#AceFinanceNews – CHINA:July.27: A further HK$8.4 billion has been “restrained” or put beyond the reach of crime lords over the same period thanks to the landmark Organised and Serious Crimes Ordinance (OSCO) which turns 20 this year and was designed to hit criminals where it hurts most – in the pocket.
Official figures – published for the first time today – also reveal that the amount of criminal assets recovered by the government in the past 10 years – a total of HK$2.6 billion – is 28 times more than was recovered in the preceding decade under OSCO.
As concerns mount about creeping crime rates after a wave of robberies at the homes of some of the city’s wealthiest residents and the kidnap for ransom of a city heiress, one of the law’s main architects, senior counsel Michael Blanchflower, said it was as relevant today as it was when it was conceived two decades ago.
“If you look at the figures and undoubted maturing of its application across what we’re considered organised crimes when we drafted the law in 1995 and those which were not even on the radar, I think it has to be said that OSCO has been a success,” he said.

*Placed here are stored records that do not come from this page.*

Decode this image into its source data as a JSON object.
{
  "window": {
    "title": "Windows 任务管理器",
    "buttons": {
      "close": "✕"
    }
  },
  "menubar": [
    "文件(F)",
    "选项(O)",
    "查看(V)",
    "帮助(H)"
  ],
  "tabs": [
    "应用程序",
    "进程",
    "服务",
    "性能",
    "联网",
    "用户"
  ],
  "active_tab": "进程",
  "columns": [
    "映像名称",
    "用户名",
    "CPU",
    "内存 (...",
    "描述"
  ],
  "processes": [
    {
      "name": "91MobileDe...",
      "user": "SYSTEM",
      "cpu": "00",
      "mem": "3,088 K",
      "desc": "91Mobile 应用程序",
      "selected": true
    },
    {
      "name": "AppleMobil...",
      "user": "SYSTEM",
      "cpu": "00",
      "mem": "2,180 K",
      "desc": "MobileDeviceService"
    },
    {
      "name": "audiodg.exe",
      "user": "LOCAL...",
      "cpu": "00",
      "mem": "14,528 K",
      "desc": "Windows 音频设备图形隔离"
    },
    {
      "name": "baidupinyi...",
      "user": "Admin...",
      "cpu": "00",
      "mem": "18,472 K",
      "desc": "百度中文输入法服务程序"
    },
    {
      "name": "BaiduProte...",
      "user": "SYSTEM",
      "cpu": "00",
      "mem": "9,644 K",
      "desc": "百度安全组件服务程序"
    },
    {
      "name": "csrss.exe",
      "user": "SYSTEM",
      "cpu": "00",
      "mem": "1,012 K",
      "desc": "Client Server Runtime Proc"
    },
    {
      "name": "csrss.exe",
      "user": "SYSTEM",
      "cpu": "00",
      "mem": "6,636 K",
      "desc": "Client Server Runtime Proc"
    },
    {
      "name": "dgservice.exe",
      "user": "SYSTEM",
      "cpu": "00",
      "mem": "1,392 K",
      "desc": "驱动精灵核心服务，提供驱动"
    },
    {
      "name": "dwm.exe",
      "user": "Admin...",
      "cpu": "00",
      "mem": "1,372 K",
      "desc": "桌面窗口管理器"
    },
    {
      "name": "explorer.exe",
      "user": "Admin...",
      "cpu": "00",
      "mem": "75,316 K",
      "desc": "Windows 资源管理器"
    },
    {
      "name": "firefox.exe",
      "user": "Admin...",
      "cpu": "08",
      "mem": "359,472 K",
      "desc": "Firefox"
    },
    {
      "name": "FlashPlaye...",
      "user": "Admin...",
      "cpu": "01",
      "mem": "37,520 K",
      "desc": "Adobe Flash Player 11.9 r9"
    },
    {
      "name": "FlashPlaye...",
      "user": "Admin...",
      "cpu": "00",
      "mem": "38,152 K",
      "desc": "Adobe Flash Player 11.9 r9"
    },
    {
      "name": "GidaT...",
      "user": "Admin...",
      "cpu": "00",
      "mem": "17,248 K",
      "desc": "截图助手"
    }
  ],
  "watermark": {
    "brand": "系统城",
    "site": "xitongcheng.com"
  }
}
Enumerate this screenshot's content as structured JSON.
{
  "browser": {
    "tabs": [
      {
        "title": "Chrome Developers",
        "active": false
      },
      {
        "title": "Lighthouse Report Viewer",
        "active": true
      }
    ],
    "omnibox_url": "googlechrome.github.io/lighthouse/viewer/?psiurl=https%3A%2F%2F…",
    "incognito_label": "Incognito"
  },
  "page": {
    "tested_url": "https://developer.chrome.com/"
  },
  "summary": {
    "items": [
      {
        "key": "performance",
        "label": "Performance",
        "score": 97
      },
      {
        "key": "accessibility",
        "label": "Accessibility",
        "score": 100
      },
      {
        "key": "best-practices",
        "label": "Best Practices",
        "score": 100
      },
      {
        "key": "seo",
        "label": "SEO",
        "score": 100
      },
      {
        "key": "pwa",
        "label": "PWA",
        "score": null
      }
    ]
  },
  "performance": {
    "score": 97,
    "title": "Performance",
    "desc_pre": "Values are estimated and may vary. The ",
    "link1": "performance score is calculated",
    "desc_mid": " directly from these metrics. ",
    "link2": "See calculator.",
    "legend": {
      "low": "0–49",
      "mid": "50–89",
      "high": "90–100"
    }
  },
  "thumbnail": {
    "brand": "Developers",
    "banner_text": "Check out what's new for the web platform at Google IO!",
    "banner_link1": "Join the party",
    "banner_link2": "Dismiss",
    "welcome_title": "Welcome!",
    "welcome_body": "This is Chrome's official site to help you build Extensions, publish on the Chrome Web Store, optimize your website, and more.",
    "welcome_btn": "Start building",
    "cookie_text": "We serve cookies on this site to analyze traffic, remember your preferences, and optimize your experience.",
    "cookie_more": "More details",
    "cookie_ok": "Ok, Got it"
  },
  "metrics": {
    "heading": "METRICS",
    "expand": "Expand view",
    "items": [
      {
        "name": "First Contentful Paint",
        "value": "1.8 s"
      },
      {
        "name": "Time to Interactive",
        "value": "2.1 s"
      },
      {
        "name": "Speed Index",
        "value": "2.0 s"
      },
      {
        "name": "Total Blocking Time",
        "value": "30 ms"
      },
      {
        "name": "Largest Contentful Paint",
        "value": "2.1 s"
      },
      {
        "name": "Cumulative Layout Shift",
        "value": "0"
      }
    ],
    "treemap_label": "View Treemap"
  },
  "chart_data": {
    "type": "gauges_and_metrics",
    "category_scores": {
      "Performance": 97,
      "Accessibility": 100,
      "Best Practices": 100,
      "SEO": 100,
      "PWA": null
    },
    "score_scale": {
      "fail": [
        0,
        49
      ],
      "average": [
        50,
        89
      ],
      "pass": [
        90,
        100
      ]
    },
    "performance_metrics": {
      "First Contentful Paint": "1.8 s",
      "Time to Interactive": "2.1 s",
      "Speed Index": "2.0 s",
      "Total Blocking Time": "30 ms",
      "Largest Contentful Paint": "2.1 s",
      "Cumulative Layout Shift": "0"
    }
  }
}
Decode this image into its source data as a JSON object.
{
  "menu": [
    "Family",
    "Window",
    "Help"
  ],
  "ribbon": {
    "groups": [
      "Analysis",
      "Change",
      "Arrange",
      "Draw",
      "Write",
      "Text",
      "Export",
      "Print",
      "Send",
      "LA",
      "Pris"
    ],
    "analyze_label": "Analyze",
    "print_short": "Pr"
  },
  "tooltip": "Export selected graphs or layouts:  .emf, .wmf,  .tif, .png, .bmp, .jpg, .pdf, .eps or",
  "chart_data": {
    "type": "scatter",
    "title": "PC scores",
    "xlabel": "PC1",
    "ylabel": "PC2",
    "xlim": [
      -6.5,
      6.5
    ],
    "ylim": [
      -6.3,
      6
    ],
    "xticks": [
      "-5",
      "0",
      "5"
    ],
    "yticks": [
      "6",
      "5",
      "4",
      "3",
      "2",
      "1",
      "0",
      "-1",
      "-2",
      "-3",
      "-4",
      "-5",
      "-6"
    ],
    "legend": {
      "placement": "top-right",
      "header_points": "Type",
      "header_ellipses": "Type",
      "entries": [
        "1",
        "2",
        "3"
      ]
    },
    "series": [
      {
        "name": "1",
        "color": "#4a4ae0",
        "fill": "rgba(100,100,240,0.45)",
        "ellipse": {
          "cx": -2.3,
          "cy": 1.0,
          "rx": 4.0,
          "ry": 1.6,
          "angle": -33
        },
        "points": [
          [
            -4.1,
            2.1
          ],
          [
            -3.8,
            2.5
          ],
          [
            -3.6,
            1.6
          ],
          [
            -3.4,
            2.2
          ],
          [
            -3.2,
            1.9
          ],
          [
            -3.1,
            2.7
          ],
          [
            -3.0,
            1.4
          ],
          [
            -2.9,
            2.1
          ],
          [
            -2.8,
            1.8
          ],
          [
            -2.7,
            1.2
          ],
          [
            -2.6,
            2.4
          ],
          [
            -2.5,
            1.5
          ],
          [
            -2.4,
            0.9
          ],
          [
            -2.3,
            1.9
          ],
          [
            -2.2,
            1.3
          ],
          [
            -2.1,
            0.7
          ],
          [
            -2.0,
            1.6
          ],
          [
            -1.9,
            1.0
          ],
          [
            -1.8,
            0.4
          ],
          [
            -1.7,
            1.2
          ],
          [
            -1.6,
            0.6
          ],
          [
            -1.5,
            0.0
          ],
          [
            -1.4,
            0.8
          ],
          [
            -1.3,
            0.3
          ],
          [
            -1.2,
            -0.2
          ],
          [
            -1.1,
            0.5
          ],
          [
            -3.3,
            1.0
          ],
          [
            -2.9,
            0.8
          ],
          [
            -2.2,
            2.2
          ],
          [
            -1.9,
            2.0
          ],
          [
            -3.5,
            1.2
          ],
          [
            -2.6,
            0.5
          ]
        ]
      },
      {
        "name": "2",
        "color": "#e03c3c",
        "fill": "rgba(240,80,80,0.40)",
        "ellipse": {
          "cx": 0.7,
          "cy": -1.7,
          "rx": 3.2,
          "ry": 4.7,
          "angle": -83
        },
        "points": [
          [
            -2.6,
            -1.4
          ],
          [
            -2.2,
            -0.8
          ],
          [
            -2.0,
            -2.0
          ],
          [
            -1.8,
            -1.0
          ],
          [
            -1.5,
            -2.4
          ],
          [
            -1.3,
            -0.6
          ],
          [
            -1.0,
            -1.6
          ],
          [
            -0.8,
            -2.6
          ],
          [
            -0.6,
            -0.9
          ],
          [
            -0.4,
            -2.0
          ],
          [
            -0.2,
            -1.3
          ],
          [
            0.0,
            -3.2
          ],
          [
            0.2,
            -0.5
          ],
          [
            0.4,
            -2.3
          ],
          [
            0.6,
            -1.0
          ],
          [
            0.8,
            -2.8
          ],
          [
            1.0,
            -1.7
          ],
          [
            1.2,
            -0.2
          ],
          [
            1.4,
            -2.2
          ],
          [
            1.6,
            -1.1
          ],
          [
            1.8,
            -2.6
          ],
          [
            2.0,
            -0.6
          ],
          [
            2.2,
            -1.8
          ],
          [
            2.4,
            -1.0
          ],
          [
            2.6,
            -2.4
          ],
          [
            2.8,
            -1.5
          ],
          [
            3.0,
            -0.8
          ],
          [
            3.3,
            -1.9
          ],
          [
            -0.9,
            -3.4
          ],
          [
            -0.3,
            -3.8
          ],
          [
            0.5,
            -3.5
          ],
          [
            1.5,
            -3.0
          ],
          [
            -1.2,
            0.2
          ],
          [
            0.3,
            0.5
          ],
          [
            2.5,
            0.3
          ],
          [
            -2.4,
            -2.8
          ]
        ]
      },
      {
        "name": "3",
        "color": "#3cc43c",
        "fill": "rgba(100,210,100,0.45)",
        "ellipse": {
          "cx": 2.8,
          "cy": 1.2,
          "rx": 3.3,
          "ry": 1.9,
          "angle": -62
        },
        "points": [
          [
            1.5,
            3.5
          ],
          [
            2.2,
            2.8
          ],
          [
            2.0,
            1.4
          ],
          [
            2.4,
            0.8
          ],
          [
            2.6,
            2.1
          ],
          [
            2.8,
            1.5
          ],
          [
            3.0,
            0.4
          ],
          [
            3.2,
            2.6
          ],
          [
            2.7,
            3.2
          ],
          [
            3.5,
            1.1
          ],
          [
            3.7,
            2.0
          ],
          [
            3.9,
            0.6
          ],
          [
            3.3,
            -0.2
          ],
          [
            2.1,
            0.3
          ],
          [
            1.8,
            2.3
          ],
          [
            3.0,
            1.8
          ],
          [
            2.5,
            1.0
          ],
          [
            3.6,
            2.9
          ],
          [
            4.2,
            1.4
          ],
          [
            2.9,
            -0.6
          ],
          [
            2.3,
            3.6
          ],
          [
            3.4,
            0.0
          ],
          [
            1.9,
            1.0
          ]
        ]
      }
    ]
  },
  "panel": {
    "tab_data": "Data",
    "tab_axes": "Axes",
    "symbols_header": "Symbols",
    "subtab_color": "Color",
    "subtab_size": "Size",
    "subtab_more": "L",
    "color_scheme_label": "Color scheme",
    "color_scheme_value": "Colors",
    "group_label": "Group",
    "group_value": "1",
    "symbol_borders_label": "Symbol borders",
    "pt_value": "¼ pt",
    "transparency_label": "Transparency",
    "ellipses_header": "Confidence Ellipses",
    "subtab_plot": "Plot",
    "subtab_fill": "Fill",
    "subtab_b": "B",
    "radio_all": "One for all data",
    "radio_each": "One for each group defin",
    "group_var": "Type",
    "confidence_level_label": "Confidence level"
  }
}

“It was a response to a real and very sincerely felt community concern all those years ago that something had to be done about a rising tide of very serious and organised crime in the city. That it has gone a significant way in dealing with that is not in doubt.”
OSCO is based in part on the United States’ RICO laws that brought down powerful Mafia families. The most high-profile, and perhaps only, case in which OSCO received the sort of exposure normally granted to mafia dons was that of the larger-than-life crime boss, “Big Spender” Cheung Tze-keung.
In 1999, it was used to freeze about HK$160 million in assets belonging to Cheung, who had been executed on the mainland a year earlier for kidnapping one of the sons of Hong Kong’s richest man Li Ka-shing, among other offences. But OSCO snatched defeat from the jaws of victory, when the seized assets had to be released to the late Big Spender’s family due to a lack of evidence.